It takes about 4-5 days for the egg to hatch. The young caterpillar eats just enough of the shell to emerge, and has a length of about 3-3.2mm. Its pale yellowish body is cylindrical in shape and has a tuff of few moderately long setae at the posterior end. The head capsule is black. A black collar mark can be found the dorsum of the prothorax. The newly hatched nibbles away most of the egg shell remnant before proceeding to construct its first leaf shelter.

Two views of a mature egg of the Bamboo Paintbrush Swift with the larval head visible through the hole.

A newly hatched caterpillar in its very first leaf shelter.

The body turns yellowish green after the caterpillar has a few sessions of the leaf diet. By the time the caterpillar lies dormant for its moult to the 2nd instar, its length has reached 6-6.5mm. The 1st instar takes about 4-5 days to complete.

Two views of a 1st instar caterpillar, length:5.1mm.

A late 1st instar caterpillar, dormant prior to its moult, length:6.3mm.

The 2nd instar caterpillar has a pale yellowish green body, and the head capsule is still black. The black collar mark on the prothorax has faded to become almost indistinguishable. This instar lasts about 3-4 days with the body length reaching about 9.5-10.5mm.
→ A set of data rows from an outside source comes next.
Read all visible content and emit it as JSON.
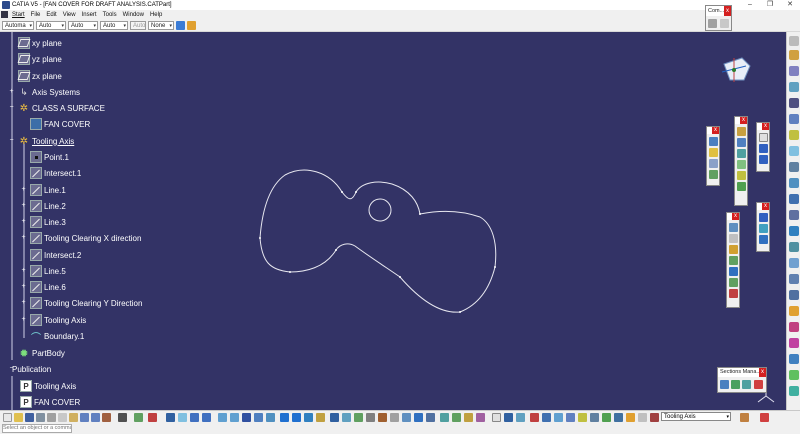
{
  "window": {
    "title": "CATIA V5 - [FAN COVER FOR DRAFT ANALYSIS.CATPart]",
    "controls": [
      "–",
      "❐",
      "✕"
    ]
  },
  "menu": [
    "Start",
    "File",
    "Edit",
    "View",
    "Insert",
    "Tools",
    "Window",
    "Help"
  ],
  "properties": {
    "color": "Automa",
    "transparency": "Auto",
    "linetype": "Auto",
    "thickness": "Auto",
    "layer": "Auto",
    "style": "None"
  },
  "tree": {
    "items": [
      {
        "label": "xy plane",
        "icon": "plane-icon"
      },
      {
        "label": "yz plane",
        "icon": "plane-icon"
      },
      {
        "label": "zx plane",
        "icon": "plane-icon"
      },
      {
        "label": "Axis Systems",
        "icon": "axis-icon"
      },
      {
        "label": "CLASS A SURFACE",
        "icon": "geoset-icon"
      },
      {
        "label": "FAN COVER",
        "icon": "surface-icon"
      },
      {
        "label": "Tooling Axis",
        "icon": "geoset-icon"
      },
      {
        "label": "Point.1",
        "icon": "point-icon"
      },
      {
        "label": "Intersect.1",
        "icon": "intersect-icon"
      },
      {
        "label": "Line.1",
        "icon": "line-icon"
      },
      {
        "label": "Line.2",
        "icon": "line-icon"
      },
      {
        "label": "Line.3",
        "icon": "line-icon"
      },
      {
        "label": "Tooling Clearing X direction",
        "icon": "line-icon"
      },
      {
        "label": "Intersect.2",
        "icon": "intersect-icon"
      },
      {
        "label": "Line.5",
        "icon": "line-icon"
      },
      {
        "label": "Line.6",
        "icon": "line-icon"
      },
      {
        "label": "Tooling Clearing Y Direction",
        "icon": "line-icon"
      },
      {
        "label": "Tooling Axis",
        "icon": "line-icon"
      },
      {
        "label": "Boundary.1",
        "icon": "boundary-icon"
      },
      {
        "label": "PartBody",
        "icon": "partbody-icon"
      },
      {
        "label": "Publication",
        "icon": "publication-icon"
      },
      {
        "label": "Tooling Axis",
        "icon": "publication-icon"
      },
      {
        "label": "FAN COVER",
        "icon": "publication-icon"
      }
    ]
  },
  "panels": {
    "commands": {
      "title": "Com..."
    },
    "sections": {
      "title": "Sections Mana..."
    }
  },
  "workbench": {
    "value": "Tooling Axis"
  },
  "status": {
    "placeholder": "Select an object or a command"
  },
  "colors": {
    "viewport": "#333366",
    "curve": "#ffffff",
    "chrome": "#f0f0f0"
  }
}
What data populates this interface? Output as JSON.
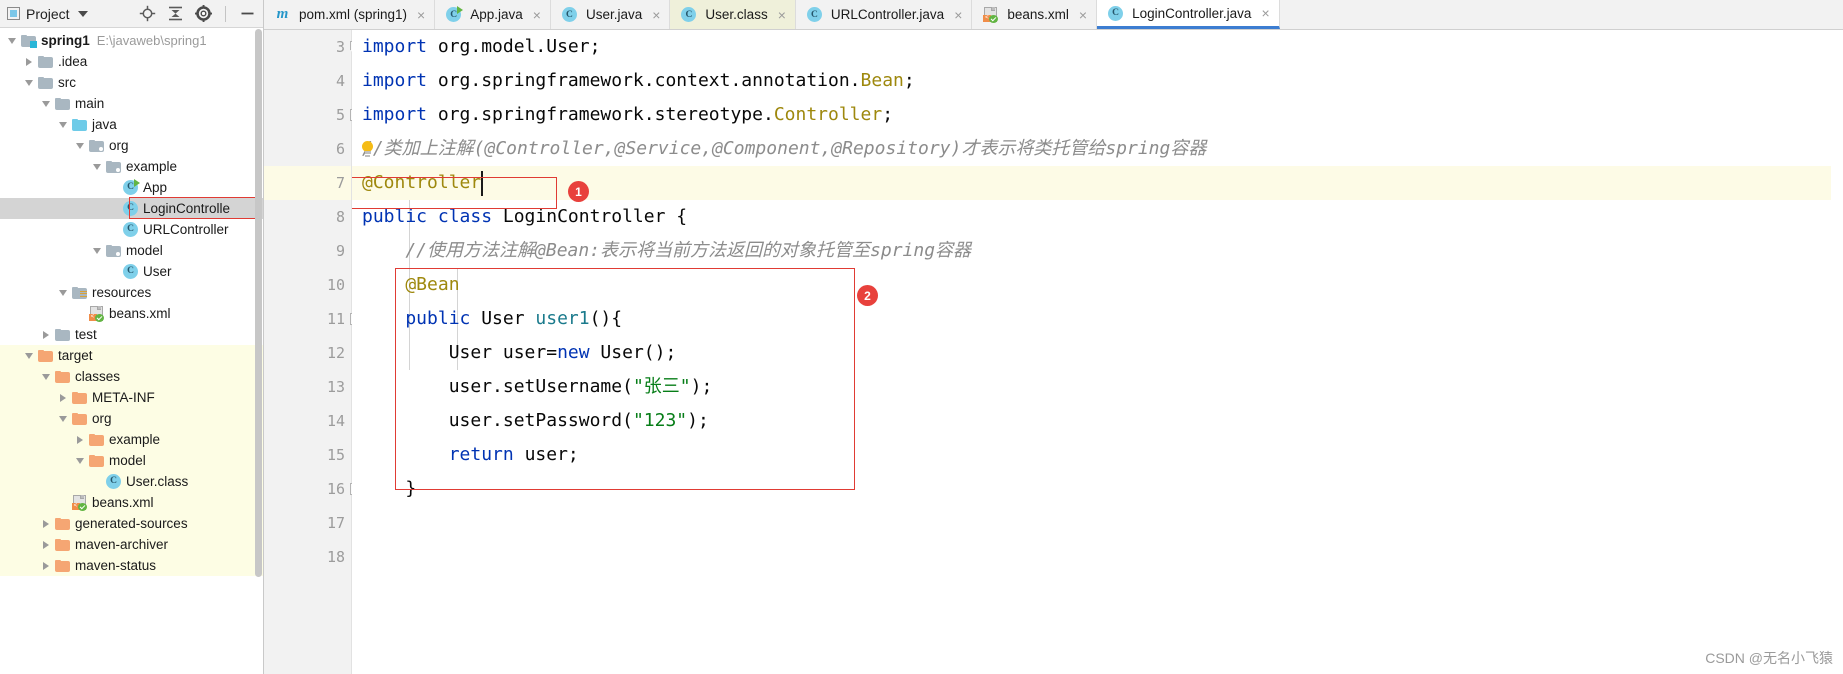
{
  "app": "IntelliJ IDEA",
  "project_panel": {
    "title": "Project",
    "title_icon": "project-window-icon",
    "chevron": "chevron-down-icon",
    "toolbar_icons": [
      {
        "name": "locate-target-icon"
      },
      {
        "name": "collapse-all-icon"
      },
      {
        "name": "settings-gear-icon"
      },
      {
        "name": "hide-panel-icon"
      }
    ],
    "tree": [
      {
        "label": "spring1",
        "path": "E:\\javaweb\\spring1",
        "icon": "module-folder-icon",
        "depth": 0,
        "twisty": "expanded",
        "bold": true,
        "state": "normal"
      },
      {
        "label": ".idea",
        "icon": "folder-icon",
        "depth": 1,
        "twisty": "collapsed",
        "state": "normal"
      },
      {
        "label": "src",
        "icon": "folder-icon",
        "depth": 1,
        "twisty": "expanded",
        "state": "normal"
      },
      {
        "label": "main",
        "icon": "folder-icon",
        "depth": 2,
        "twisty": "expanded",
        "state": "normal"
      },
      {
        "label": "java",
        "icon": "source-folder-icon",
        "depth": 3,
        "twisty": "expanded",
        "state": "normal"
      },
      {
        "label": "org",
        "icon": "package-folder-icon",
        "depth": 4,
        "twisty": "expanded",
        "state": "normal"
      },
      {
        "label": "example",
        "icon": "package-folder-icon",
        "depth": 5,
        "twisty": "expanded",
        "state": "normal"
      },
      {
        "label": "App",
        "icon": "java-class-runnable-icon",
        "depth": 6,
        "twisty": "none",
        "state": "normal"
      },
      {
        "label": "LoginControlle",
        "icon": "java-class-icon",
        "depth": 6,
        "twisty": "none",
        "state": "selected"
      },
      {
        "label": "URLController",
        "icon": "java-class-icon",
        "depth": 6,
        "twisty": "none",
        "state": "normal"
      },
      {
        "label": "model",
        "icon": "package-folder-icon",
        "depth": 5,
        "twisty": "expanded",
        "state": "normal"
      },
      {
        "label": "User",
        "icon": "java-class-icon",
        "depth": 6,
        "twisty": "none",
        "state": "normal"
      },
      {
        "label": "resources",
        "icon": "resources-folder-icon",
        "depth": 3,
        "twisty": "expanded",
        "state": "normal"
      },
      {
        "label": "beans.xml",
        "icon": "spring-xml-icon",
        "depth": 4,
        "twisty": "none",
        "state": "normal"
      },
      {
        "label": "test",
        "icon": "folder-icon",
        "depth": 2,
        "twisty": "collapsed",
        "state": "normal"
      },
      {
        "label": "target",
        "icon": "folder-orange-icon",
        "depth": 1,
        "twisty": "expanded",
        "state": "target"
      },
      {
        "label": "classes",
        "icon": "folder-orange-icon",
        "depth": 2,
        "twisty": "expanded",
        "state": "target"
      },
      {
        "label": "META-INF",
        "icon": "folder-orange-icon",
        "depth": 3,
        "twisty": "collapsed",
        "state": "target"
      },
      {
        "label": "org",
        "icon": "folder-orange-icon",
        "depth": 3,
        "twisty": "expanded",
        "state": "target"
      },
      {
        "label": "example",
        "icon": "folder-orange-icon",
        "depth": 4,
        "twisty": "collapsed",
        "state": "target"
      },
      {
        "label": "model",
        "icon": "folder-orange-icon",
        "depth": 4,
        "twisty": "expanded",
        "state": "target"
      },
      {
        "label": "User.class",
        "icon": "java-class-icon",
        "depth": 5,
        "twisty": "none",
        "state": "target"
      },
      {
        "label": "beans.xml",
        "icon": "spring-xml-icon",
        "depth": 3,
        "twisty": "none",
        "state": "target"
      },
      {
        "label": "generated-sources",
        "icon": "folder-orange-icon",
        "depth": 2,
        "twisty": "collapsed",
        "state": "target"
      },
      {
        "label": "maven-archiver",
        "icon": "folder-orange-icon",
        "depth": 2,
        "twisty": "collapsed",
        "state": "target"
      },
      {
        "label": "maven-status",
        "icon": "folder-orange-icon",
        "depth": 2,
        "twisty": "collapsed",
        "state": "target"
      }
    ],
    "highlight_box_on": "LoginControlle"
  },
  "tabs": [
    {
      "label": "pom.xml (spring1)",
      "icon": "maven-m-icon",
      "state": "normal",
      "closable": true
    },
    {
      "label": "App.java",
      "icon": "java-class-runnable-icon",
      "state": "normal",
      "closable": true
    },
    {
      "label": "User.java",
      "icon": "java-class-icon",
      "state": "normal",
      "closable": true
    },
    {
      "label": "User.class",
      "icon": "java-class-icon",
      "state": "class-file",
      "closable": true
    },
    {
      "label": "URLController.java",
      "icon": "java-class-icon",
      "state": "normal",
      "closable": true
    },
    {
      "label": "beans.xml",
      "icon": "spring-xml-icon",
      "state": "normal",
      "closable": true
    },
    {
      "label": "LoginController.java",
      "icon": "java-class-icon",
      "state": "active",
      "closable": true
    }
  ],
  "editor": {
    "close_glyph": "×",
    "first_visible_line": 3,
    "lines": [
      {
        "num": "3",
        "fold": "fold-end-top",
        "highlight": false,
        "segments": [
          {
            "t": "import",
            "c": "kw"
          },
          {
            "t": " org.model.User;",
            "c": "plain"
          }
        ]
      },
      {
        "num": "4",
        "fold": "none",
        "highlight": false,
        "segments": [
          {
            "t": "import",
            "c": "kw"
          },
          {
            "t": " org.springframework.context.annotation.",
            "c": "plain"
          },
          {
            "t": "Bean",
            "c": "ann"
          },
          {
            "t": ";",
            "c": "plain"
          }
        ]
      },
      {
        "num": "5",
        "fold": "fold-end-bottom",
        "highlight": false,
        "segments": [
          {
            "t": "import",
            "c": "kw"
          },
          {
            "t": " org.springframework.stereotype.",
            "c": "plain"
          },
          {
            "t": "Controller",
            "c": "ann"
          },
          {
            "t": ";",
            "c": "plain"
          }
        ]
      },
      {
        "num": "6",
        "fold": "none",
        "highlight": false,
        "bulb": true,
        "segments": [
          {
            "t": "//类加上注解(@Controller,@Service,@Component,@Repository)才表示将类托管给spring容器",
            "c": "cmt"
          }
        ]
      },
      {
        "num": "7",
        "fold": "none",
        "highlight": true,
        "caret": true,
        "segments": [
          {
            "t": "@Controller",
            "c": "ann"
          }
        ]
      },
      {
        "num": "8",
        "fold": "none",
        "highlight": false,
        "segments": [
          {
            "t": "public class",
            "c": "kw"
          },
          {
            "t": " LoginController {",
            "c": "plain"
          }
        ]
      },
      {
        "num": "9",
        "fold": "none",
        "highlight": false,
        "segments": [
          {
            "t": "    //使用方法注解@Bean:表示将当前方法返回的对象托管至spring容器",
            "c": "cmt"
          }
        ]
      },
      {
        "num": "10",
        "fold": "none",
        "highlight": false,
        "bean_icon": true,
        "segments": [
          {
            "t": "    @Bean",
            "c": "ann"
          }
        ]
      },
      {
        "num": "11",
        "fold": "fold-method",
        "highlight": false,
        "segments": [
          {
            "t": "    public",
            "c": "kw"
          },
          {
            "t": " User ",
            "c": "plain"
          },
          {
            "t": "user1",
            "c": "mth"
          },
          {
            "t": "(){",
            "c": "plain"
          }
        ]
      },
      {
        "num": "12",
        "fold": "none",
        "highlight": false,
        "segments": [
          {
            "t": "        User user=",
            "c": "plain"
          },
          {
            "t": "new",
            "c": "kw"
          },
          {
            "t": " User();",
            "c": "plain"
          }
        ]
      },
      {
        "num": "13",
        "fold": "none",
        "highlight": false,
        "segments": [
          {
            "t": "        user.setUsername(",
            "c": "plain"
          },
          {
            "t": "\"张三\"",
            "c": "str"
          },
          {
            "t": ");",
            "c": "plain"
          }
        ]
      },
      {
        "num": "14",
        "fold": "none",
        "highlight": false,
        "segments": [
          {
            "t": "        user.setPassword(",
            "c": "plain"
          },
          {
            "t": "\"123\"",
            "c": "str"
          },
          {
            "t": ");",
            "c": "plain"
          }
        ]
      },
      {
        "num": "15",
        "fold": "none",
        "highlight": false,
        "segments": [
          {
            "t": "        ",
            "c": "plain"
          },
          {
            "t": "return",
            "c": "kw"
          },
          {
            "t": " user;",
            "c": "plain"
          }
        ]
      },
      {
        "num": "16",
        "fold": "fold-method-end",
        "highlight": false,
        "segments": [
          {
            "t": "    }",
            "c": "plain"
          }
        ]
      },
      {
        "num": "17",
        "fold": "none",
        "highlight": false,
        "segments": [
          {
            "t": "",
            "c": "plain"
          }
        ]
      },
      {
        "num": "18",
        "fold": "none",
        "highlight": false,
        "segments": [
          {
            "t": "",
            "c": "plain"
          }
        ]
      }
    ],
    "annotations": [
      {
        "label": "1",
        "name": "annotation-badge-1"
      },
      {
        "label": "2",
        "name": "annotation-badge-2"
      }
    ]
  },
  "watermark": "CSDN @无名小飞猿",
  "colors": {
    "accent_blue": "#3c7dd1",
    "badge_red": "#e8413c",
    "highlight_box": "#e03b34",
    "keyword": "#0033b3",
    "annotation": "#9e880d",
    "string": "#067d17",
    "comment": "#8c8c8c",
    "method": "#1a7a8c",
    "caret_line_bg": "#fdfbe6",
    "target_folder_bg": "#fdfde4",
    "tree_selection_bg": "#d4d4d4"
  }
}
Two views of a 2nd instar caterpillar, early in this stage.

Two views of a 2nd instar caterpillar, length: 8.8mm.

The 3nd instar caterpillar still has a black head capsule but its body is now whitish with a slight hint of yellowish green. There is no longer any trace of the black collar mark on the prothorax. This instar lasts a total of 3-4 days with the body length reaching about 14-15mm.

Two views of a 3rd instar caterpillar, newly moulted.

Two views of a 3rd instar caterpillar, length: 14.8mm.

The 4th instar caterpillar resembles the 3rd instar caterpillar closely. The body appears to be more whitish than that of the 3rd instar. This penultimate instar lasts 4-5 days with the body length reaching up to 24-25mm.

Two views of a newly moulted 4th instar caterpillar, length: 13.8mm.

Two views of a 4th instar caterpillar, late in this stage, length: 20mm.

As in the 4th instar, the 5th instar caterpillar has a whitish body with a slight yellowish green undertone. In a prominent change, its head capsule is now mainly white but black along the periphery and various sulci (groove/furrow). Two bold and black stripes rise from the adfrontal area. The anal plate is unmarked as in the all previous instars. This final instar takes about 6-7 days to complete with the body length reaching 40-41mm.

Two views of a newly moulted 5th instar caterpillar, length: 20mm.

Two views of a 5th instar caterpillar, length: 30.5mm.

Towards the end of 5th instar, the body of the caterpillar shortens in length and body colour assumes a uniform shade of pale lime green. It seeks out the underside of a leaf blade and forms a shallow but half-open shelter with silk threads at both ends. The body excretes a moderate amount of white waxy material at this stage. Within the shelter, a silk girdle and a silk pad are then spun. Once the caterpillar attaches its claspers to the silk pad, it enters the dormant prepupatory phase which lasts about one and a half day.

A dormant pre-pupa of the Bamboo Paintbrush Swift.

The pupa secures itself with the silk girdle and with its cremaster attached to the silk pad. It has a short thorax, a rather long abdomen, a moderately long. The marking-free body is lime green in the thorax and wing pads but more yellowish green in the abdomen. Length of pupae: 33-36mm.

Two views of a pupa of a male Bamboo Paintbrush Swift, length: 25mm.

Two views of a mature pupa of the Bamboo Paintbrush Swift.

Six to seven days later, the pupa turns mostly black and forewing spots are noticeable in the wing pads. The next day, the adult emerges from the pupa.

A newly eclosed Bamboo Paintbrush Swift.

  • [C&P4] The Butterflies of The Malay Peninsula, A.S. Corbet and H.M. Pendlebury, 4th Edition, Malayan Nature Society, 1992.
  • Butterflies of Thailand, Pisuth Ek-Amnuay, 2nd Edition, 2012.
  • A Field Guide to the Butterflies of Singapore, Khew S.K., Ink On Paper Communications, 2010.
Text by Horace Tan, Photos by Frederick Ho, Koh Cher Hern and Horace Tan


Ela said...

They are so beautiful !!!!
And your shots are fantastic !!

Horace said...

Thanks, Ela for your kind words. :)